The MRO industry will naturally follow the recent aircraft business trends. Spare parts for the ‘classical’ aircraft will have the highest demand as long as these aircraft types keep operating. This is preconditioned not only by the quantity of the exploited aircraft, but also by the fact that the new generation aircraft are to require less technical attention than the current generation. The OEMs will maintain their role as the prime source of the aircraft spare parts. But the alternative solution providers (including PMA companies and surplus spares) are playing an increasingly important role every year with approx. $6 billion market share, according to AeroStrategy.
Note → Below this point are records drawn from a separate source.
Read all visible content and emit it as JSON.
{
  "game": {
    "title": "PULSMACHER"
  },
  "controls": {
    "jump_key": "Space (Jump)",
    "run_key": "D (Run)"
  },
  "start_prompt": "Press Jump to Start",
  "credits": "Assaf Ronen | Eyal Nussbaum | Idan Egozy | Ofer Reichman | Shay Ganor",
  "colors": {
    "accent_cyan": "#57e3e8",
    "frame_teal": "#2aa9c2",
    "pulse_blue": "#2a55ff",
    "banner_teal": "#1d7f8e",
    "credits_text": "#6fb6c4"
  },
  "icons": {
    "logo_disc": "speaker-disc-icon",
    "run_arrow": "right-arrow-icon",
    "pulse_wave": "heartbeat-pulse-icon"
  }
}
Naturally, the alternative parts supply industry is under rapid development, since Airbus A320 and Boeing 737 have been occupying the leading position in the narrow body market for a considerable period of time. Moreover, used spare parts are more affordable for the increasing number of the low-cost carriers’ fleets. But there is no precise statistics concerning the spare parts demand. Since different airlines operate in diverse regions and destinations, their Airbus A320s and Boeing 737s are subject to distinct operating and weather conditions.
‘The demand for certain parts fluctuates due to seasonal changes. For instance, Video/Audio electronics or even oven systems suffer from much more intense usage during the summer or major holiday seasons. The demand for such parts and systems as air conditioning or landing gear shifts individually from carrier to carrier, depending on the landing strip quality in the airport of destination and the temperature level (and its amplitude) throughout the route map. Hence in order to maintain fleet airworthiness, air companies must keep a wide range of spare parts in their stocks. But even for an airline with a monotype fleet it is a financial burden to launch and manage a large component stock on its own. That is why many airlines outsource the spare parts stocking services to independent companies, which are capable of securing prompt availability of any aircraft component,’ commented the Head of Business Development at FL Technics Spare Parts Paulius Kavaliauskas.
With the head office, main technical facilities and its own stock based in Vilnius, as well as with stocks in Poland and Russia, FL Technics Spare Parts provides a wide range of spare parts solutions which cover sales, exchange and loans, consignment, PBH programs, component pool access, logistics, 24/7 AOG support, etc. The company offers technical support for aircraft spare parts, including aircraft and engine components as well as wheels & brakes, auxiliary power units (APUs), landing gear, in-flight entertainment systems (IFEs) and thrust reversers, structure elements and other parts.
Source: FL Technics
Date: May 3, 2012